▶ _STUDY MATERIAL_
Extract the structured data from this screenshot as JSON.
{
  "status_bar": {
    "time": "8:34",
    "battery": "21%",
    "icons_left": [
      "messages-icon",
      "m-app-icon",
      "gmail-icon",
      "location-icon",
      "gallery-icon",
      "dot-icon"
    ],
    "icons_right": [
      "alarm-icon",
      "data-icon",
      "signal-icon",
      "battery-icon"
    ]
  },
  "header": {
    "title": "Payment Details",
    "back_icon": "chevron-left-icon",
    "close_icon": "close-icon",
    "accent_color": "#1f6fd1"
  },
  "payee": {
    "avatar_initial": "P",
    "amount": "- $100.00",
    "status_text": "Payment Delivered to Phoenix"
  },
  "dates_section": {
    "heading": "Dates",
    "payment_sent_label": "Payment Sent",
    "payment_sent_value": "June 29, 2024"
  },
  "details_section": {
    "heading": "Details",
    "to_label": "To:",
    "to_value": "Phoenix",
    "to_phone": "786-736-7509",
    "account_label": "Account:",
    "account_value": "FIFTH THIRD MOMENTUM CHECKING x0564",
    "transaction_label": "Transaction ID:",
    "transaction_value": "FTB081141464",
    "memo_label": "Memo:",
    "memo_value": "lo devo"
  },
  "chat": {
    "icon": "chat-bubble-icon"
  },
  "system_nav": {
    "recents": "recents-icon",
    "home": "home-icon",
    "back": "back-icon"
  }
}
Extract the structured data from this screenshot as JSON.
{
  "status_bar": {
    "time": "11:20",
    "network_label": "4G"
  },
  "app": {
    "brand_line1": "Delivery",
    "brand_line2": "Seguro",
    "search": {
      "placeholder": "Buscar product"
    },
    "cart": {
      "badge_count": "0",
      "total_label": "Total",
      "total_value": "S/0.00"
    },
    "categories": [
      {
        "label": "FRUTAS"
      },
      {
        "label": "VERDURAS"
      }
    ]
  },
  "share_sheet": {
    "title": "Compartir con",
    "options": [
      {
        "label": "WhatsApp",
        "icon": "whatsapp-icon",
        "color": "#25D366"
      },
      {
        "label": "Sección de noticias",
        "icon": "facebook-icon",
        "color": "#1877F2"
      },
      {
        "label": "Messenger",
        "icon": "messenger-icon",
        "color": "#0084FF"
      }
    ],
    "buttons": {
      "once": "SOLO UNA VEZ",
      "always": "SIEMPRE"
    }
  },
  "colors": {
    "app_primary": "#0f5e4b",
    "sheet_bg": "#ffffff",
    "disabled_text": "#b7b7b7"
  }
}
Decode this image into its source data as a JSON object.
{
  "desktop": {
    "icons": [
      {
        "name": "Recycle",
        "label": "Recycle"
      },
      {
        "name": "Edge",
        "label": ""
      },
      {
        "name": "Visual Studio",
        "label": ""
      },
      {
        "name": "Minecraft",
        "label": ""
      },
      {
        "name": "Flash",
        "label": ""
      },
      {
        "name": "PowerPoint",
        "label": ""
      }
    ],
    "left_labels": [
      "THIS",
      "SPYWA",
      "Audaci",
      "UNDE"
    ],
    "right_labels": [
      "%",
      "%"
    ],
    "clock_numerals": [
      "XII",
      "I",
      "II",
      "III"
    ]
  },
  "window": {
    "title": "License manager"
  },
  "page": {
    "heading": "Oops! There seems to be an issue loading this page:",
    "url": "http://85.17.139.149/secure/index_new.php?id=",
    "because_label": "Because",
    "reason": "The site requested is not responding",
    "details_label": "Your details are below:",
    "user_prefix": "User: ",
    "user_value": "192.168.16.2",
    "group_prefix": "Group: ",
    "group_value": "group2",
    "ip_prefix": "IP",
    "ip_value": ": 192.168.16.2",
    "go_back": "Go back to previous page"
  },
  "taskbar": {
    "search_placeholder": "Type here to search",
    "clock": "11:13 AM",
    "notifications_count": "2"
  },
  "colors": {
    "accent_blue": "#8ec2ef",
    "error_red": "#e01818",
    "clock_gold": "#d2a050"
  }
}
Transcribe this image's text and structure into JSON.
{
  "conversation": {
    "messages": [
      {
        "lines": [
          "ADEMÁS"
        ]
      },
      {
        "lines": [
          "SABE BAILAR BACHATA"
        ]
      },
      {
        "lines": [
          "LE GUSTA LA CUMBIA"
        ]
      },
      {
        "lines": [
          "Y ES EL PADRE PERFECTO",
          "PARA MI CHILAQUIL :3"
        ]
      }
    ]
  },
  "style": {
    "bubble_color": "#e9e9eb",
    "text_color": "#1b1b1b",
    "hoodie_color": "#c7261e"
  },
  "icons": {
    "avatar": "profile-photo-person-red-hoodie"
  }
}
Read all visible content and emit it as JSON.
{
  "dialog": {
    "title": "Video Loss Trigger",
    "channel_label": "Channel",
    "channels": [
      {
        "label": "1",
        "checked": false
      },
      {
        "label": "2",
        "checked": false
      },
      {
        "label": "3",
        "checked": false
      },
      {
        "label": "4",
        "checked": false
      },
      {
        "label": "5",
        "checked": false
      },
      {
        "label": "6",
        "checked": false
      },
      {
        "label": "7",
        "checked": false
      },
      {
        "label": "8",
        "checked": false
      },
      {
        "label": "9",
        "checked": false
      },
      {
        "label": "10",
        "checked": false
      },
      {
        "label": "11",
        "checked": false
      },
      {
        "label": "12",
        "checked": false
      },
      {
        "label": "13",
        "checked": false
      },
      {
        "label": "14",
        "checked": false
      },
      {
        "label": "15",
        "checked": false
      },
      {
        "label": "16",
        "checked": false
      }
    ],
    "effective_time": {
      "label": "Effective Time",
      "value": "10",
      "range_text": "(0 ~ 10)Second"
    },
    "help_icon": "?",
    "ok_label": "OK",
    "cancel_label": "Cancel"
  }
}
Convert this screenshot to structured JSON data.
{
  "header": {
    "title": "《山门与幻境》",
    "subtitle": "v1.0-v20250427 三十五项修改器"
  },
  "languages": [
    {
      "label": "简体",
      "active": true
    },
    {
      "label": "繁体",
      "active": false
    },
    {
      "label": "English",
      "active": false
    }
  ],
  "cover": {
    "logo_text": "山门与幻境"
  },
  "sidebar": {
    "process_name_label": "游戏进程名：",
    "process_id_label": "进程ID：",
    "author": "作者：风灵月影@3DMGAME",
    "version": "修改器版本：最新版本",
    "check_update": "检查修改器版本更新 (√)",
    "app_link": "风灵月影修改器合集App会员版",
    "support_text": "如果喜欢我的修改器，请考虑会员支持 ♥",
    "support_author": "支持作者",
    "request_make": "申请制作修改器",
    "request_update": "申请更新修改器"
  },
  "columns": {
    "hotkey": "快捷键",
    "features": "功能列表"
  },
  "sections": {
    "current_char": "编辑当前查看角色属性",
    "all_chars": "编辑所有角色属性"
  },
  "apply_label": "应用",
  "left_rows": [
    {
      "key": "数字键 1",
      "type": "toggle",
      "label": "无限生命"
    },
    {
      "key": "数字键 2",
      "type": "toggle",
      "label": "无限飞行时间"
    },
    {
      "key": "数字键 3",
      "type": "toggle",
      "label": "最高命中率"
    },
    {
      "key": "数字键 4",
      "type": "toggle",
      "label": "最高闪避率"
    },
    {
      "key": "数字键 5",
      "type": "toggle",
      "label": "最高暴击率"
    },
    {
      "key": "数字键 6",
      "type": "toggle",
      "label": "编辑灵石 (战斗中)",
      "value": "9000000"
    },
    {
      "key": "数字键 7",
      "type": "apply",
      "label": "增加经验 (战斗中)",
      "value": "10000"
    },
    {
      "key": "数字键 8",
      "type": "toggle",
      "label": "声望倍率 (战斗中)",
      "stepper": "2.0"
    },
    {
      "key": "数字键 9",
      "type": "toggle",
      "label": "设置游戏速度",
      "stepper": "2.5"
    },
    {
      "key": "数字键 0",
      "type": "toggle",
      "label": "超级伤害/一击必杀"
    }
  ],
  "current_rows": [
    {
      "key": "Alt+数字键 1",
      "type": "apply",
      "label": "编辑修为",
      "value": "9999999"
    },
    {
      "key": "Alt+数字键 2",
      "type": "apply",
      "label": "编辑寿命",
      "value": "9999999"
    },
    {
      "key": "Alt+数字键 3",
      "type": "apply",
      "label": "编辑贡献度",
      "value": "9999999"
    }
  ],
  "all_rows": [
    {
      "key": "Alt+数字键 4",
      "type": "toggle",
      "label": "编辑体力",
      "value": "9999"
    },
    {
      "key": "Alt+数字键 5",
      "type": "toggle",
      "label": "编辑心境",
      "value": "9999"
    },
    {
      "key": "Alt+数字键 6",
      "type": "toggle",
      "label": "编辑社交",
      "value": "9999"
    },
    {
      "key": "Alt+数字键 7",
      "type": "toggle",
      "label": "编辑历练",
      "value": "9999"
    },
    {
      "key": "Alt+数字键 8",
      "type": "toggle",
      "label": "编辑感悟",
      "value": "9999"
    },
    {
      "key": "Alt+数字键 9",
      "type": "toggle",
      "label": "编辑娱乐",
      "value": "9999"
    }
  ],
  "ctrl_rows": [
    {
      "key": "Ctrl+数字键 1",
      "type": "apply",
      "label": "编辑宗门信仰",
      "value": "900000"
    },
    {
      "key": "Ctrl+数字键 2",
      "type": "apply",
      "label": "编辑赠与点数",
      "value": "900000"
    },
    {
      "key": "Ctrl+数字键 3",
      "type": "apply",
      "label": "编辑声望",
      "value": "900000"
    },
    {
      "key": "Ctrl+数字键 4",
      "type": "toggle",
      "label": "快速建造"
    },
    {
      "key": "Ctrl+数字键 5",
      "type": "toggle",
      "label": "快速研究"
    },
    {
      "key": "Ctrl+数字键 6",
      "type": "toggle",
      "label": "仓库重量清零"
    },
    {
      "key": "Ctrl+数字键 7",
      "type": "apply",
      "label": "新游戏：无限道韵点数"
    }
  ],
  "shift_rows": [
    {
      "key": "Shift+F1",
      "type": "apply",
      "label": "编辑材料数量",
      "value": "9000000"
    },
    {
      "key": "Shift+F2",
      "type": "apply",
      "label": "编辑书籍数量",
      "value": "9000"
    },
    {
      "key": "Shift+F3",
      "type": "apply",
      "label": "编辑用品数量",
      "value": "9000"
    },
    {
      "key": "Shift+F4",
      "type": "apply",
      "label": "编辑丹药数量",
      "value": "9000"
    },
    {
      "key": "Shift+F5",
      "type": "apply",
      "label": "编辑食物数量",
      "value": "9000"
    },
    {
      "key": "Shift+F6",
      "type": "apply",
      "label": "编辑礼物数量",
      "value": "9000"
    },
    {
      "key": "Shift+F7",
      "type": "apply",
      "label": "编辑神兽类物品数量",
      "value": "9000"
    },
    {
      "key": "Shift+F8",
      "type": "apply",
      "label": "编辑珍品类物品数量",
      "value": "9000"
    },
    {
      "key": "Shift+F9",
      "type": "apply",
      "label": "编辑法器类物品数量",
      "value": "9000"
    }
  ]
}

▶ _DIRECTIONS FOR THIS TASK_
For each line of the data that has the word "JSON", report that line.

▶ _COMPLETED EXERCISE_
Extract the structured data from this screenshot as JSON.
Extract the structured data from this screenshot as JSON.
Decode this image into its source data as a JSON object.
Transcribe this image's text and structure into JSON.
Read all visible content and emit it as JSON.
Convert this screenshot to structured JSON data.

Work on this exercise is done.